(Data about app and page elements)

^^^^^^^^

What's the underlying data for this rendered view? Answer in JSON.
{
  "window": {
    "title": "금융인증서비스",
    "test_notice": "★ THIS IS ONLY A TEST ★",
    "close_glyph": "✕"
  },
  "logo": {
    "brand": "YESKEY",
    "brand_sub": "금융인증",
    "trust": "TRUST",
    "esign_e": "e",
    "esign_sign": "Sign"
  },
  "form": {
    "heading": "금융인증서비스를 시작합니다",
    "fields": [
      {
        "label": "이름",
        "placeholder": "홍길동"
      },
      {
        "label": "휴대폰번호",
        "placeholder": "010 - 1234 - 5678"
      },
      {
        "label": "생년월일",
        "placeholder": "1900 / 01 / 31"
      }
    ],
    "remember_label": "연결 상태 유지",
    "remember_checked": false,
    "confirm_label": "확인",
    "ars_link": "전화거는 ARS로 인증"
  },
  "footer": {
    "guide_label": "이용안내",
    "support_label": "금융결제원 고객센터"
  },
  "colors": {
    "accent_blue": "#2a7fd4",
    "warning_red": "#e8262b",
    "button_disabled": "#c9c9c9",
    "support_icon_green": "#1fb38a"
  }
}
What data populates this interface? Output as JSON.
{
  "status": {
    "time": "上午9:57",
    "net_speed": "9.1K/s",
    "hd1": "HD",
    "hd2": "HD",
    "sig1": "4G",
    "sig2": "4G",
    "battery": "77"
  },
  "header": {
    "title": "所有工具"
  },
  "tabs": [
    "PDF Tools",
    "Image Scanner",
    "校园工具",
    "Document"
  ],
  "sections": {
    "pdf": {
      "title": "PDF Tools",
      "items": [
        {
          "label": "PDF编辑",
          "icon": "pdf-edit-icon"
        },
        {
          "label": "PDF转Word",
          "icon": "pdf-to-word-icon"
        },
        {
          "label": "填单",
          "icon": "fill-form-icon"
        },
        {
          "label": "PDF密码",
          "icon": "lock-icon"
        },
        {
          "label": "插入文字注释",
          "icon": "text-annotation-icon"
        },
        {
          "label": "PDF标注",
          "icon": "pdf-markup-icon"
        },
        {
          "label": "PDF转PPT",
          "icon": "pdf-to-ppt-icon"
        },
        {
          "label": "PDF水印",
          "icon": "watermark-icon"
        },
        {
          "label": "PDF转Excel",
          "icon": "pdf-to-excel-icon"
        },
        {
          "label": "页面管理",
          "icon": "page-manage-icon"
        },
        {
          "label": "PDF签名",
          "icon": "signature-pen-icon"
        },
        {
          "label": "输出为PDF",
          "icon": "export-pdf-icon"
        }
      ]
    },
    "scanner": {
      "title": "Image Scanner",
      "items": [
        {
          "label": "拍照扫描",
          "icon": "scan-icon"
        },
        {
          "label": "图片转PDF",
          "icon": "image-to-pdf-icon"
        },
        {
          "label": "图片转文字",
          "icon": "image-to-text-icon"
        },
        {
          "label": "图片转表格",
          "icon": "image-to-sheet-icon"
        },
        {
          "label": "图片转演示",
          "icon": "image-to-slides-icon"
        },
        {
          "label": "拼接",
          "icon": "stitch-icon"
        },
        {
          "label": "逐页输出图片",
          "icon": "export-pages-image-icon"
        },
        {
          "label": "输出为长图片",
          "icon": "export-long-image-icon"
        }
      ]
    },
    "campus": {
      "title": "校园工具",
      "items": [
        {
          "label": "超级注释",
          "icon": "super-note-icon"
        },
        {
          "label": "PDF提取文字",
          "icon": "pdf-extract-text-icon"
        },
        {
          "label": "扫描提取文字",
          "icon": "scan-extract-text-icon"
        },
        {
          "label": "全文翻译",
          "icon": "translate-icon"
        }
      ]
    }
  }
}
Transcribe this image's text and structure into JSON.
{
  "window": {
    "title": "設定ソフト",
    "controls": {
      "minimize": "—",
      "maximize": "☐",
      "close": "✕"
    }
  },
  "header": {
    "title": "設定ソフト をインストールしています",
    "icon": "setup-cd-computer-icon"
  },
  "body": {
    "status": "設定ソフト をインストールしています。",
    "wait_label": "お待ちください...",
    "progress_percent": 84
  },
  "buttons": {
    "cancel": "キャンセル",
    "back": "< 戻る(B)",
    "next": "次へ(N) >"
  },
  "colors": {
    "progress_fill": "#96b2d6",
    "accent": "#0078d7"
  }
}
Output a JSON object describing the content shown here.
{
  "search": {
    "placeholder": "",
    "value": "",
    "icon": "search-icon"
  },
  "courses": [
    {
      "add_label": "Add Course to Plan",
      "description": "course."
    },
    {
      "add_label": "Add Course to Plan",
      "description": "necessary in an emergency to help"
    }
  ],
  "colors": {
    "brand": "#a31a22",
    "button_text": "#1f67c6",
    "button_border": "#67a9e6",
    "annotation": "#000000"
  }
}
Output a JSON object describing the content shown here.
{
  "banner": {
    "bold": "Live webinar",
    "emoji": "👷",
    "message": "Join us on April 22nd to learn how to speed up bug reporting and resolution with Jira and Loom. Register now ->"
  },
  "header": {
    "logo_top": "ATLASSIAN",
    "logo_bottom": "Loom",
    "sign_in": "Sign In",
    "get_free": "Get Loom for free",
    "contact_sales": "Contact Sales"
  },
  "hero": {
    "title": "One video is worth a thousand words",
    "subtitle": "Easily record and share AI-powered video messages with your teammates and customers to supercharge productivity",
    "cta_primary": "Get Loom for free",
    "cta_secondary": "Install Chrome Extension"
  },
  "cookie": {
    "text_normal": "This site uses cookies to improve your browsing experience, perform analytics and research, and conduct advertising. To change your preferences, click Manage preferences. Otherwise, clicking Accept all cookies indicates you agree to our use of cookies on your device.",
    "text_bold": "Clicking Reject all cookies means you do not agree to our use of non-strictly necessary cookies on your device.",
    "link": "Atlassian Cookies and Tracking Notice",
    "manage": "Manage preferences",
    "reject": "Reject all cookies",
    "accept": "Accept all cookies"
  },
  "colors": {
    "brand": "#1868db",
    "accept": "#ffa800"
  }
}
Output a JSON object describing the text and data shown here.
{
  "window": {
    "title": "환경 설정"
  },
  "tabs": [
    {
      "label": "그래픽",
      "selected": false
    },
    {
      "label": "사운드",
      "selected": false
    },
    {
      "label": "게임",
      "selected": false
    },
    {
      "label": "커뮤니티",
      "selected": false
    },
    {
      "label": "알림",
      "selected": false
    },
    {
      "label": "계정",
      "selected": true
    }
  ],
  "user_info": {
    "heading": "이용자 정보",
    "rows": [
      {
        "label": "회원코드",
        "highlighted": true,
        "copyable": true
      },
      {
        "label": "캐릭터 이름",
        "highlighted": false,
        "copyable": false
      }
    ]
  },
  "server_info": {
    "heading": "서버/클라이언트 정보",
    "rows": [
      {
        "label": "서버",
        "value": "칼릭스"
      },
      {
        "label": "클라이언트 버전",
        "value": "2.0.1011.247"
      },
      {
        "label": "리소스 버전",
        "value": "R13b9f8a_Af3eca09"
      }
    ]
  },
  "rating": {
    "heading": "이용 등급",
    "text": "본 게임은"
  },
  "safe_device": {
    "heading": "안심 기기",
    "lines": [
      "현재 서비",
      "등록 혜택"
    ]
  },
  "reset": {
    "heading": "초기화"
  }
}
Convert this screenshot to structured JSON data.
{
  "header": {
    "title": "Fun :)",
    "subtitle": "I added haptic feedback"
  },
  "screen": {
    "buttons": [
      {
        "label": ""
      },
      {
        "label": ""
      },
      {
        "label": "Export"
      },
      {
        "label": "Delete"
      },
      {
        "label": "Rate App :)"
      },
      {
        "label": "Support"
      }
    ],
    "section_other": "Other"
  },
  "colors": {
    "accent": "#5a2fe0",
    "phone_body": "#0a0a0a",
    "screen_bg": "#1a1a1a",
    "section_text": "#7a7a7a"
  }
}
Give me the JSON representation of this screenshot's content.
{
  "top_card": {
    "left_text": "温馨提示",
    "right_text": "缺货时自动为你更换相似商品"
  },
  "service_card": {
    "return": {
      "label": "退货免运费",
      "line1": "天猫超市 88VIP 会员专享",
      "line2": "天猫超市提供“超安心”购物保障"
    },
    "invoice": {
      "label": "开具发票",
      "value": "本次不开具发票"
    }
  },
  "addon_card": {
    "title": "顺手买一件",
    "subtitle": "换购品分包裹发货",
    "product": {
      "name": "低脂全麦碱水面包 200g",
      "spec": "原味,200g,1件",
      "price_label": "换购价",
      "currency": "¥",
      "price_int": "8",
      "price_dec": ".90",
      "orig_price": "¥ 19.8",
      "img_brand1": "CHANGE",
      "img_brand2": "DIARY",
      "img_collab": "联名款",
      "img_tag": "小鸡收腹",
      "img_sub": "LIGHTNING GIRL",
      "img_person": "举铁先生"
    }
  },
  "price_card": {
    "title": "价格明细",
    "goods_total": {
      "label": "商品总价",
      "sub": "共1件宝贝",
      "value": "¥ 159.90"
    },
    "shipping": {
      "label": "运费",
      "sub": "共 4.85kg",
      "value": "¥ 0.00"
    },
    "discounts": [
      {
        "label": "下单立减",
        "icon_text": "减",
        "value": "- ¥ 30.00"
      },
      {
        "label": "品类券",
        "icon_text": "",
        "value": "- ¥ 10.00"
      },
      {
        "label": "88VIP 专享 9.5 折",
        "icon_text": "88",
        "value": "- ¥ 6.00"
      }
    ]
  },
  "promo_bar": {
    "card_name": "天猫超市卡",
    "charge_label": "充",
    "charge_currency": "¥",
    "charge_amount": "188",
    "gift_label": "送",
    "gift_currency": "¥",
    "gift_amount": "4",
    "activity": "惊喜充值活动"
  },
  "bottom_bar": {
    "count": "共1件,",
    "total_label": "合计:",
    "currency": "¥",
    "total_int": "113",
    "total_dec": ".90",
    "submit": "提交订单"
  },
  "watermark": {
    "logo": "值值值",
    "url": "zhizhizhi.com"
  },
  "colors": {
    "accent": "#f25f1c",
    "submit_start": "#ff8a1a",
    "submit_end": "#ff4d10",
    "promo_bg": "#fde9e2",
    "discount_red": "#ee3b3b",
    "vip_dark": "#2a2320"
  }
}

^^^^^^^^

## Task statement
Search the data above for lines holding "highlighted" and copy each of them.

## Answer space
        "highlighted": true,
        "highlighted": false,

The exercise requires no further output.